Primary education in dire need of improvement

Monday Musing

[ Junroi Mamai ]

Recently, the school education department launched a series of critical educational initiatives as part of Mission Learning Enhancement Arunachal Pradesh (LEAP) for the 2024-’25 academic session, with the aim of enhancing teaching and learning outcomes at all government schools across the state.

The initiatives, designed and developed in collaboration with Reach to Teach Foundation, which is a knowledge partner of the NITI Aayog, include the school readiness programme, learning recovery and enhancement programmes, board exam preparedness initiatives, Bagless Saturdays for all classes, vocational skills education for Class 6 to 12, and a 100-day FLN reading campaign for Class 1 to 3.

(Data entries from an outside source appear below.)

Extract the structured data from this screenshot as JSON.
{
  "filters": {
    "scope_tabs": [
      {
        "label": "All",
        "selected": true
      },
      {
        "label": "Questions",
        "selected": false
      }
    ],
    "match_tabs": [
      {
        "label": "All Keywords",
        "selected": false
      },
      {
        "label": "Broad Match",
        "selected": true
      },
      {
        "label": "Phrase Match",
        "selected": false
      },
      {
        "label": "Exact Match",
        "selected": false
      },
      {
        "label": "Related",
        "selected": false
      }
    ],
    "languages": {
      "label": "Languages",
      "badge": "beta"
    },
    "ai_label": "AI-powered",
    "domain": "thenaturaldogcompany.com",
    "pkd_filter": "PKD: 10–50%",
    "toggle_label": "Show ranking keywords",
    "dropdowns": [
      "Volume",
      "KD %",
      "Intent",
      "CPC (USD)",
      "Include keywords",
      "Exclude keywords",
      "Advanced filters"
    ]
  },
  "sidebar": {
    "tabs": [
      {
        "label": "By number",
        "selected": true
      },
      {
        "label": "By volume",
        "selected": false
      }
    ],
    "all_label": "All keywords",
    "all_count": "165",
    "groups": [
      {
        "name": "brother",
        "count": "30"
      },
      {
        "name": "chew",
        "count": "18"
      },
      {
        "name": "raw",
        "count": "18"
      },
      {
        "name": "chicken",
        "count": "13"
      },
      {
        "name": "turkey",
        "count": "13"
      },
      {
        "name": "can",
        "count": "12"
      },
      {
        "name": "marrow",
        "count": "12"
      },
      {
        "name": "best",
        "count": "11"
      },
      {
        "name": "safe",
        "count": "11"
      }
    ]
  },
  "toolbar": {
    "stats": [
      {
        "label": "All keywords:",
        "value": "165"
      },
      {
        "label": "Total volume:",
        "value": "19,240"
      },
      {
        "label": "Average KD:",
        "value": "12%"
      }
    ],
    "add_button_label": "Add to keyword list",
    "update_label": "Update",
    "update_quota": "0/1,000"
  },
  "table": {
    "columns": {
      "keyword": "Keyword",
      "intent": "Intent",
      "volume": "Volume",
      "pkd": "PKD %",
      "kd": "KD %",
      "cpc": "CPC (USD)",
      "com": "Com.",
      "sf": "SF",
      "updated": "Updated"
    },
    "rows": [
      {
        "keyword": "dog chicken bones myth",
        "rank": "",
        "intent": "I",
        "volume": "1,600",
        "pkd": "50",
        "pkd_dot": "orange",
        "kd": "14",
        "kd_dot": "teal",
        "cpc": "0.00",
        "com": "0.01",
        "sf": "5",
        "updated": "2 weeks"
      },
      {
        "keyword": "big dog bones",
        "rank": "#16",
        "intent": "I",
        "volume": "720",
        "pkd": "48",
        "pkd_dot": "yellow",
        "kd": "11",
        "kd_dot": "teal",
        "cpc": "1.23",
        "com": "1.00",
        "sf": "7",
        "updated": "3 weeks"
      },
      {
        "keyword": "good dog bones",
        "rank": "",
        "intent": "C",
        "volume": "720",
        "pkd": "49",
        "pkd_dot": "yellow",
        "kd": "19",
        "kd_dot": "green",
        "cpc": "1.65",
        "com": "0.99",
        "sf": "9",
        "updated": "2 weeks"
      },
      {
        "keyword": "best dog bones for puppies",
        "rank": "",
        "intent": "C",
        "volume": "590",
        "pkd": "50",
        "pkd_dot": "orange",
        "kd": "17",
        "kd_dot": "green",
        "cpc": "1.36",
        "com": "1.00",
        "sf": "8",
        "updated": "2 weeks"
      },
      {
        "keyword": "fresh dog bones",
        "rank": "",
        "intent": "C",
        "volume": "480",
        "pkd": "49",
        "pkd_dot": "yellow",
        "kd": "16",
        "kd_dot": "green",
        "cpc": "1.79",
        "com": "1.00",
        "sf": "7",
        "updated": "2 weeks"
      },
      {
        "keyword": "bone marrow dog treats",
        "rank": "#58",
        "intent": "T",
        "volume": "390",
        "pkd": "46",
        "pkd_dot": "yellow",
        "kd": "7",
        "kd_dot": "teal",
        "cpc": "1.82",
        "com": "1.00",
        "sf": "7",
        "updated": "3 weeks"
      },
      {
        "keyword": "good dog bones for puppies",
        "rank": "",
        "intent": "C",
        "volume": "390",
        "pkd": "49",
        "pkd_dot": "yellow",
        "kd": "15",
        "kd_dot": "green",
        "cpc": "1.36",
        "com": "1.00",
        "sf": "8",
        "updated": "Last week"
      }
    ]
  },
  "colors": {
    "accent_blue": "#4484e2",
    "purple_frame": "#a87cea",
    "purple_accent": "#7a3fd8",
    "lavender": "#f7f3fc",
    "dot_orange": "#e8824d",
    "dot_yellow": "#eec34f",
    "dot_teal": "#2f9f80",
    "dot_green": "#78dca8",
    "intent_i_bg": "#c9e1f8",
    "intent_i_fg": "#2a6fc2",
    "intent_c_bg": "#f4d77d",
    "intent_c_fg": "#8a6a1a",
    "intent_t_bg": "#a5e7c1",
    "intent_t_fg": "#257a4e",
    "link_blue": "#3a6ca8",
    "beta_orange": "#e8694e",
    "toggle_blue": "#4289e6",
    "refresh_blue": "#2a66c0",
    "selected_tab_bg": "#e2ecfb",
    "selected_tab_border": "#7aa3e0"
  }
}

This much-needed initiative deserves appreciation from all, considering the steady decline in teaching quality and poor performance in the board examinations reported in our state. Nevertheless, while coming up with policies and schemes for educational development, the state government should not lose focus on the primary-level schools in the state, because primary-level education forms the basis of a child’s development. Regrettably, not much has been done in several years to improve the primary school-level education in our state.

The state government had a couple of years back launched Eklavya Model Residential Schools (EMRS) in several parts of the state. Started in 1997-’98, the launching of the EMRS is an initiative of the union tribal affairs ministry which aims at imparting quality education to ST children in remote areas. The state has around 10 such schools, one each in Bana and Seppa in East Kameng district, Nyapin in Kurung Kumey, Medo in Lohit, Dambuk in Lower Dibang Valley, Ziro-II in Lower Subansiri, Lumla in Tawang, and Khela in Tirap, besides one each in Aalo and Tirbin in West Siang. However, according to the 2023 data of the tribal affairs ministry, only one of the total 10 EMRS’ in the state are functional, ie, the EMRS in Bana, East Kameng.

We have also witnessed how a couple of years back the state government closed down many government-run schools in remote villages of the state, owing to non-enrolment of students. Poorly kept and short-staffed government-run schools have since been gradually replaced by non-affiliated residential schools run by private individuals, missionaries and other organisations.

Poor parents in remote areas get their wards enrolled in such schools considering the low-fee structures. Most of these schools assure the parents that their child will become fluent in English, be well-fed and properly kept, but how well are these schools actually functioning? Who are the monitoring authorities for these non-affiliated private schools or missionary schools? Who chooses the curriculum and who inspects the quality of food the children are provided with? These poor parents are generally unaware but mostly compelled to not question the functioning of these schools and, as a result, these institutions function without any restrictions and hold absolute power. In one such residential school, children have been found to have been fed only two times a day – once in the morning and later in the evening; no lunch is provided to them. Imagine having small children being made to sit through classes the whole day without lunch. There is also religious propagation, but nobody is questioning the school authorities. Such is the condition of these non-affiliated schools in our state. Such kinds of schools are running in every part of our state, but the issue is rarely given much importance. It is vital that primary-level education is made robust with the help of insightful governmental planning and its strict implementation at the ground level.